Kenya : Tsavo NP and the Chyulu Hills
Tsavo East and Tsavo West constitute the oldest and largest National Park in Kenya. There is plenty of game in Tsavo but spread over a huge area and the animals are quite shy of humans due to heavy poaching in the area in the 1970s when huge numbers of game were killed. Now numbers are rising fast and it is one of the best places to see black rhino in their natural habitat. Many rhino have been relocated back to Tsavo in the past couple of years and here you can visit one of the projects sponsored by Save the Rhino International. Tsavo is most famous for its red elephants, which are not a freak of nature but due to the redness of the soil, 'The man-eaters of Tsavo' and its spectacular bio diversity.
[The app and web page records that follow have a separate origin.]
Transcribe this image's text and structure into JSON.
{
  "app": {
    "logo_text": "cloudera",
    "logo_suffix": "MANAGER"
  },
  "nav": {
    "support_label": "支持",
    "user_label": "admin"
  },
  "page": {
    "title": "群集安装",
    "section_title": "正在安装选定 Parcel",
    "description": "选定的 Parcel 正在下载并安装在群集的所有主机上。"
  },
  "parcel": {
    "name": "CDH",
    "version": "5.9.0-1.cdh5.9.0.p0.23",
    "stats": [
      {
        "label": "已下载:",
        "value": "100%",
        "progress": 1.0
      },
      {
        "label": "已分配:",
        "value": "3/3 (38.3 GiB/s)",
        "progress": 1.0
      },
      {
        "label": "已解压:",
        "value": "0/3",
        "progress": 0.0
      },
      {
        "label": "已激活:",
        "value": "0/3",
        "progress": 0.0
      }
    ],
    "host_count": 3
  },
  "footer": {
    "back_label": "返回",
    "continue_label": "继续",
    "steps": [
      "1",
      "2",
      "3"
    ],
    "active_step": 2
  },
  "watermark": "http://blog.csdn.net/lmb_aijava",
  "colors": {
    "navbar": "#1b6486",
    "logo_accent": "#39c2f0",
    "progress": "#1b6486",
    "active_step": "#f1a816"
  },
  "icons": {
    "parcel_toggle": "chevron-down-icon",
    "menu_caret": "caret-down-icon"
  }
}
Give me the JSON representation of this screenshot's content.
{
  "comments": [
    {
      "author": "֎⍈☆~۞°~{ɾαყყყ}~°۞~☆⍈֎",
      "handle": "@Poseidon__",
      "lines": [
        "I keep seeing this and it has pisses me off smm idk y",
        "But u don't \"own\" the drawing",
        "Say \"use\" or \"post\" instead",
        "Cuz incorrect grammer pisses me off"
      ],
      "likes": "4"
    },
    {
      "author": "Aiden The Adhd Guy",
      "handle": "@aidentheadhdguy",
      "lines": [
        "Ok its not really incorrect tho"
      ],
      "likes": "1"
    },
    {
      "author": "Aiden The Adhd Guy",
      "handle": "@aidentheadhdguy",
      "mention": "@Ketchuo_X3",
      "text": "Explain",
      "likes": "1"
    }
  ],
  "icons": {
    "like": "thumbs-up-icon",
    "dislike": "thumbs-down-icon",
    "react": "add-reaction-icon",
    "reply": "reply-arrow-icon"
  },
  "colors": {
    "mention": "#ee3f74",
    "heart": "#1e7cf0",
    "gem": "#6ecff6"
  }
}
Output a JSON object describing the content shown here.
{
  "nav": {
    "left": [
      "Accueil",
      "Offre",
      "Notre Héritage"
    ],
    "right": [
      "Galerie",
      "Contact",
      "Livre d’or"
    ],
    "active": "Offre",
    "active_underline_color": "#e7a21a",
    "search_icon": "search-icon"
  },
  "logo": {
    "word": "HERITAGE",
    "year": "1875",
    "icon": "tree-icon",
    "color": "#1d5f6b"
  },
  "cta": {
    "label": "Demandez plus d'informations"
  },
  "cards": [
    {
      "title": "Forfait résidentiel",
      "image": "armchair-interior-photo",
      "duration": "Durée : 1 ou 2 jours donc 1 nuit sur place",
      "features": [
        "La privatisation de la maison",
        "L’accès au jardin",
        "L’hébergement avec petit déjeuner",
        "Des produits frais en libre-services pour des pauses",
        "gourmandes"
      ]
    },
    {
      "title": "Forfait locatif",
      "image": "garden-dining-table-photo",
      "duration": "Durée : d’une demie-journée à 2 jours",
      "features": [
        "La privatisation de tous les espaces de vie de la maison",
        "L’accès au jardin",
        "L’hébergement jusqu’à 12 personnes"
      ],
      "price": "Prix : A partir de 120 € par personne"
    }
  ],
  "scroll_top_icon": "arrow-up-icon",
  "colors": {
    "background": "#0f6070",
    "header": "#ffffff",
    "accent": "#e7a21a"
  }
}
The Chyulu Hills, north of Tsavo, are some of the world's youngest volcanoes. The hills and the plains at their feet, with their ragged craters, rolling grassland and cedar forests, are very photogenic, and there are often stunning views of Mount Kilimanjaro from here. It is a beautiful unspoilt environment and in a prime game area between Tsavo and Amboseli. It also has fantastic birdlife.
Galdessa Camp is set on the banks of the Galana River, amidst a grove of doum palms, and is a great place from which to explore the wonderfully wild area of Tsavo East National Park. There are 11 comfortable and spacious thatched and semi-tented bandas on wooden platforms. Set along the riverbank, taking full advantage of the cooling breeze, they are well spread out and have teak decks, timber beds made from huge branches, private verandas and en-suite bathrooms. Galdessa also has a private camp, with just three bandas and has its own dining room and lounge, which can be booked exclusively by groups. This is great country for walking safaris. If you stay at Galdessa, Farside Africa makes a donation to Save the Rhino International which supports the Tsavo East Rhino project.
Finch Hatton's is one of the smartest lodges in Tsavo, with 35 luxurious tents, decorated in elegant country house-style and all with an en-suite bathroom with hot and cold running water, basin and slate-walled shower room. The camp surrounds a natural freshwater spring and has a swimming pool. Activities include game drives and nature walks.
Not far from Amboseli is the quieter destination of Ol Donyo Lodge, which nestles in the foothill of the Chyulu Hills. It is part of the Amboseli ecosystem but is built on 300,000 acres of communal Masai owned land. A lasting impression of Ol Donyo Lodge is the amazing feeling of space and in the distance over the open plains, home to the Masai tribesmen and abundant game, you will nearly always have clear views of Mt Kilimanjaro. There are 6 luxury cottages with en suite bathrooms each with a veranda and stunning views. Activities consist of horse riding, game walks and drives, which may end with a bush breakfast or a sundowner. The day finishes with a candlelit dinner and a sky full of stars. For the more adventurous a night out in the bush can be arranged with a day each side exploring on foot or by horse.
Campi ya Kanzi lies in a 400 square mile group ranch owned by Masai herdsmen stretching from the Chyulu Hills to the foothills of Mount Kilimanjaro. Situated just next to Amboseli National Park and bordering Tsavo West and Chyulu National Parks, the major highlight of this camp is the opportunity to experience the real African wilderness on foot with Masai warriors. The luxury camp sleeps up to 12 people, in tents with polished wooden floors and elegant bathrooms, and it has great Italian cooking. The variation and the vastness of the area means you can enjoy most of the different environments of Kenya and the incredible biodiversity and wildlife that inhabit them while you are here. As well as early morning walks to track cheetah or leopard, there are beautiful long walks from the Chyulu forest to the savanna plains, along rivers and through lava flows. Walks can also be combined with game drives. All the vehicles are open Land Rover Defenders, and the game drive is taken with your guide and your Masai tracker. The biodiversity of this area needs four or five days to be fully appreciated.
"The ability to mix game drives with a foot safari is excellent. Stefano the guide and the tracker were superb. We were spoilt and had the most enjoyable and humorous stay. Their support of schools, medical care and conservation is very impressive."
Ian and Isobel, Perthshire